Computations on general-purpose registers ((a), (b), (d)) doesn't require any privileges.
Input/output requires privileges, to access a peripheral or to communicate with the part of the system that manages files. So (c) does generally require going to kernel mode. It's possible for some
printf calls to remain entirely within the calling process, for example if output is buffered and the output of this call is going entirely inside the buffer. But in general a
printf call does need to do actual I/O and thus does need a transition to kernel mode.
A processor does not really “have more than one process executing at the same time”. The processor alternates between executing different processes, but at a given point in time, it's only executing one process (or it's in kernel mode). On a multiprocessor machine, each processor¹ executes one process at a given time, but the different processors can be executing different processes. While a process is executing, it can access the general-purpose registers directly. It doesn't need the kernel for that. (And how would it ask the kernel, anyway? A process communicates with the kernel by placing the parameters of a system call in general-purpose registers and then invoking the system call instruction.)
Processes execute code as if the other processes didn't exist. When the kernel decides to switch to another process, it suspends the running process and unsuspends the process that it wants to run next. Part of this suspension mechanism is to save the values of the general-purpose registers into a dedicated memory area that belongs to the process that is being suspended. There is one such register store for each process². Part of the unsuspension mechanism is to restore the registers of the process that is being unsuspended. When a process is unsuspended, it keeps running where it left off, with the same values in registers as when it was suspended. This suspension/unsuspension mechanism is called a context switch.
A process never overwrites the registers used by another process because only the currently running process's register values are in the processor registers. The other processes' register values are in their register store. There has to be a context switch to change which process's register values are in the processor registers.
Switching between processes does not involve semaphores. It's the other way round: in order to use semaphores to synchronize between different processes, the processes need to call the kernel.

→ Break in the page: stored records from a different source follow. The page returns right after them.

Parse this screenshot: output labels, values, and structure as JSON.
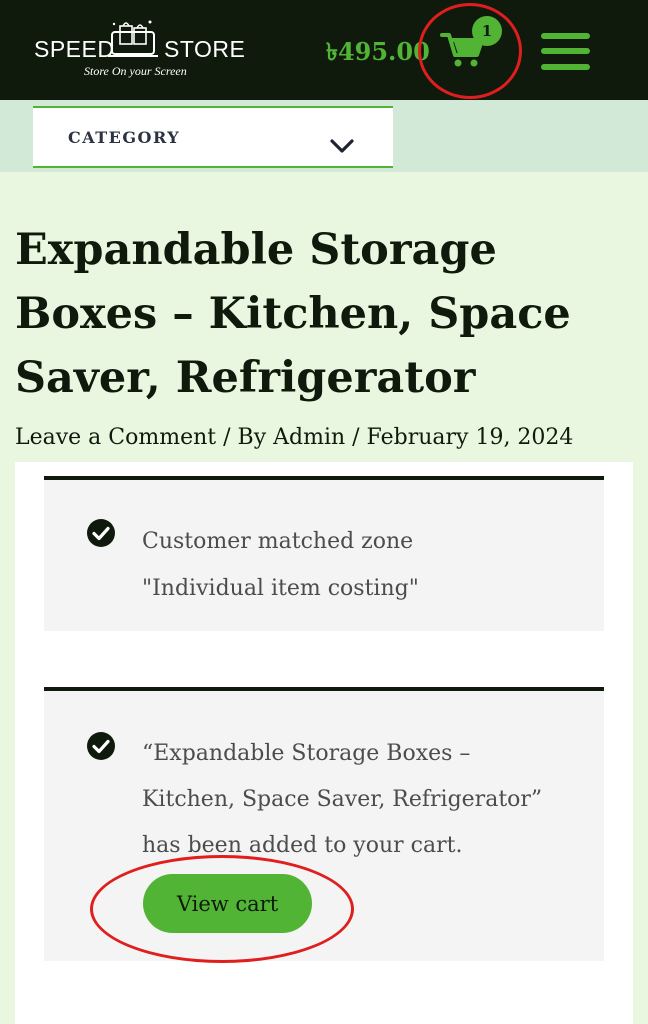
{
  "header": {
    "logo_word_1": "SPEED",
    "logo_word_2": "STORE",
    "logo_tagline": "Store On your Screen",
    "cart_total": "৳495.00",
    "cart_count": "1",
    "icons": {
      "cart": "shopping-cart-icon",
      "menu": "hamburger-menu-icon",
      "logo": "shopping-bags-logo"
    }
  },
  "category": {
    "label": "CATEGORY",
    "icon": "chevron-down-icon"
  },
  "post": {
    "title": "Expandable Storage Boxes – Kitchen, Space Saver, Refrigerator",
    "meta": "Leave a Comment / By Admin / February 19, 2024"
  },
  "notices": [
    {
      "line1": "Customer matched zone",
      "line2": "\"Individual item costing\"",
      "icon": "check-circle-icon"
    },
    {
      "line1": "“Expandable Storage Boxes –",
      "line2": "Kitchen, Space Saver, Refrigerator”",
      "line3": "has been added to your cart.",
      "button_label": "View cart",
      "icon": "check-circle-icon"
    }
  ],
  "colors": {
    "header_bg": "#0f1a0c",
    "accent_green": "#51b435",
    "page_bg": "#eaf7e0",
    "category_band": "#d3e9d8",
    "notice_bg": "#f4f4f4",
    "annotation_red": "#e01e1e"
  }
}
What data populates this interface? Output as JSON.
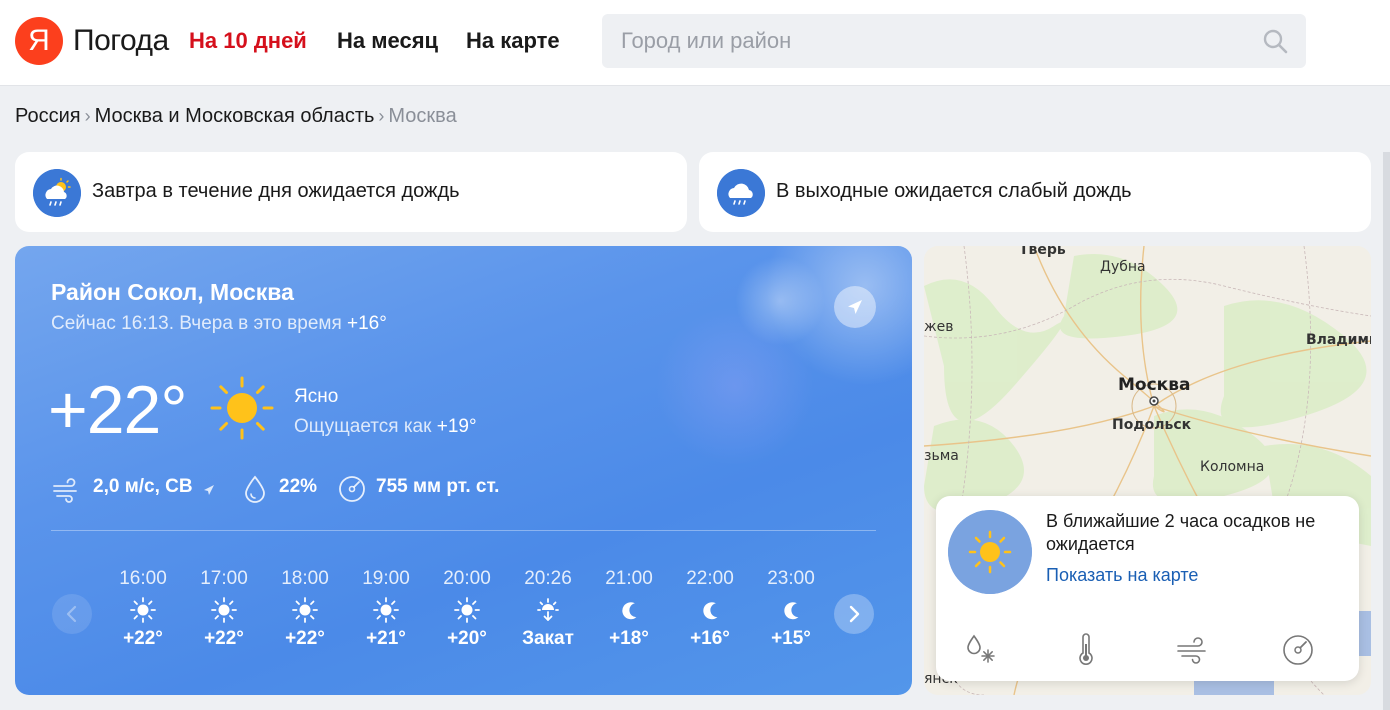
{
  "header": {
    "logo_letter": "Я",
    "logo_text": "Погода",
    "nav": [
      {
        "label": "На 10 дней"
      },
      {
        "label": "На месяц"
      },
      {
        "label": "На карте"
      }
    ],
    "search_placeholder": "Город или район"
  },
  "breadcrumb": {
    "items": [
      "Россия",
      "Москва и Московская область",
      "Москва"
    ],
    "separator": "›"
  },
  "alerts": [
    {
      "text": "Завтра в течение дня ожидается дождь",
      "icon": "cloud-sun-rain-icon"
    },
    {
      "text": "В выходные ожидается слабый дождь",
      "icon": "cloud-rain-icon"
    }
  ],
  "current": {
    "location": "Район Сокол, Москва",
    "now_prefix": "Сейчас 16:13. Вчера в это время",
    "yesterday_temp": "+16°",
    "temp": "+22°",
    "condition": "Ясно",
    "feels_prefix": "Ощущается как",
    "feels_temp": "+19°",
    "wind": "2,0 м/с, СВ",
    "humidity": "22%",
    "pressure": "755 мм рт. ст."
  },
  "hourly": [
    {
      "time": "16:00",
      "icon": "sun-icon",
      "value": "+22°"
    },
    {
      "time": "17:00",
      "icon": "sun-icon",
      "value": "+22°"
    },
    {
      "time": "18:00",
      "icon": "sun-icon",
      "value": "+22°"
    },
    {
      "time": "19:00",
      "icon": "sun-icon",
      "value": "+21°"
    },
    {
      "time": "20:00",
      "icon": "sun-icon",
      "value": "+20°"
    },
    {
      "time": "20:26",
      "icon": "sunset-icon",
      "value": "Закат"
    },
    {
      "time": "21:00",
      "icon": "moon-icon",
      "value": "+18°"
    },
    {
      "time": "22:00",
      "icon": "moon-icon",
      "value": "+16°"
    },
    {
      "time": "23:00",
      "icon": "moon-icon",
      "value": "+15°"
    }
  ],
  "map": {
    "labels": [
      "Тверь",
      "Дубна",
      "Москва",
      "Подольск",
      "Коломна",
      "Владими",
      "жев",
      "зьма",
      "янск"
    ],
    "nowcast_text": "В ближайшие 2 часа осадков не ожидается",
    "nowcast_link": "Показать на карте",
    "layers": [
      "precipitation-icon",
      "thermometer-icon",
      "wind-icon",
      "pressure-gauge-icon"
    ]
  },
  "colors": {
    "brand_red": "#fc3f1d",
    "nav_active": "#d5101c",
    "card_blue": "#4b8ae8",
    "link_blue": "#1a5fb4",
    "sun_yellow": "#ffc21a"
  }
}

¹ Each core, each thread — whatever you call the single-threaded processing unit.
² More generally, for each kernel thread.